Start of Data for this exercise

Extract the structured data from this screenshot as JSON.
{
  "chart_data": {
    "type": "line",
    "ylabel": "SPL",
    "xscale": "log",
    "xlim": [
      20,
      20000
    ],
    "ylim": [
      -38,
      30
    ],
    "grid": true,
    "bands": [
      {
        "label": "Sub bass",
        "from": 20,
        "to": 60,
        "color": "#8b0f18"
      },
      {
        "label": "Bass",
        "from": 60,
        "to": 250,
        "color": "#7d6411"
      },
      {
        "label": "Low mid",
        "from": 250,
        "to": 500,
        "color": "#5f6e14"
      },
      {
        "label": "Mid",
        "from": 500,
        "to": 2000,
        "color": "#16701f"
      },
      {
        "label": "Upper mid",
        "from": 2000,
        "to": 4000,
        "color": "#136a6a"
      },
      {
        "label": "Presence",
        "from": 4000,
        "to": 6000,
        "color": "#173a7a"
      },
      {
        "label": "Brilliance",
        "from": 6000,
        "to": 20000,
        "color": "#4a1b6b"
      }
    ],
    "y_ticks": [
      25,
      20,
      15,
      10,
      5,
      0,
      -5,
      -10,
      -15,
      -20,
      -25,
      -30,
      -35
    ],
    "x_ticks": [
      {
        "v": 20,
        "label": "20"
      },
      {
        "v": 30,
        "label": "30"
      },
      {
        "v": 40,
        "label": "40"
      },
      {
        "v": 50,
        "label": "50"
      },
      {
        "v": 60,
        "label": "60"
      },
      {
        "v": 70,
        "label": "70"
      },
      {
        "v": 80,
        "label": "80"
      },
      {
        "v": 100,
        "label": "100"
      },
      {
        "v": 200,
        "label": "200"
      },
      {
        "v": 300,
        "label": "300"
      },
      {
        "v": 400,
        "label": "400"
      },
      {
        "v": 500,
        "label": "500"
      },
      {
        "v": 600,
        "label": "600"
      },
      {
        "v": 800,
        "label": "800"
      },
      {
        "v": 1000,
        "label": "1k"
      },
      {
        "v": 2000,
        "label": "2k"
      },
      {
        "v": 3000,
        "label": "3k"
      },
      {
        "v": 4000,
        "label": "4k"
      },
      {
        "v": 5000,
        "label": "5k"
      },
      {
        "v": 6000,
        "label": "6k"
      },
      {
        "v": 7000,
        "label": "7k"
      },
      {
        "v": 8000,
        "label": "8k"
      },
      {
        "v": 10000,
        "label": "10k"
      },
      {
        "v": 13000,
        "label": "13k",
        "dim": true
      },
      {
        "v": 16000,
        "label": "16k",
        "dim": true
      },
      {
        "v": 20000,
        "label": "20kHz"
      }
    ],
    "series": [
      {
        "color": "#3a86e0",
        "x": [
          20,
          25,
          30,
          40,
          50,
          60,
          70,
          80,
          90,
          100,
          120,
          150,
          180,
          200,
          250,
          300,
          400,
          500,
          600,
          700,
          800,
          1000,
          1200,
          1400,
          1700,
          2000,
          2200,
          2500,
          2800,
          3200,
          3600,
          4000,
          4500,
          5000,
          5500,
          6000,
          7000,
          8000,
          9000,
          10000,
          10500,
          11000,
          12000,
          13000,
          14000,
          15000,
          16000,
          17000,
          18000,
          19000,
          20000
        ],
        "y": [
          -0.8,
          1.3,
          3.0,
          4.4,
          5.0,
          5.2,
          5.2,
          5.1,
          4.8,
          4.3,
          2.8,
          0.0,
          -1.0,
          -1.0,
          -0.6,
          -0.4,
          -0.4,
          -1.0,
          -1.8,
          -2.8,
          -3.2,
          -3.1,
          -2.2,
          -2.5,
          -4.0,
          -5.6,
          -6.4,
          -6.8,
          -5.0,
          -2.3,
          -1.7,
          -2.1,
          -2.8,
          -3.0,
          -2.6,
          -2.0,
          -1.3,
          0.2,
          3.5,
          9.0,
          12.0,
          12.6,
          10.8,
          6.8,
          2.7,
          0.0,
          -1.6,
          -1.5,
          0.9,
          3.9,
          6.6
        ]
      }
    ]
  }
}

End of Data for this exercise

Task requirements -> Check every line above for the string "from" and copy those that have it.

Answer to the exercise ->
Extract the structured data from this screenshot as JSON.
        "from": 20,
        "from": 60,
        "from": 250,
        "from": 500,
        "from": 2000,
        "from": 4000,
        "from": 6000,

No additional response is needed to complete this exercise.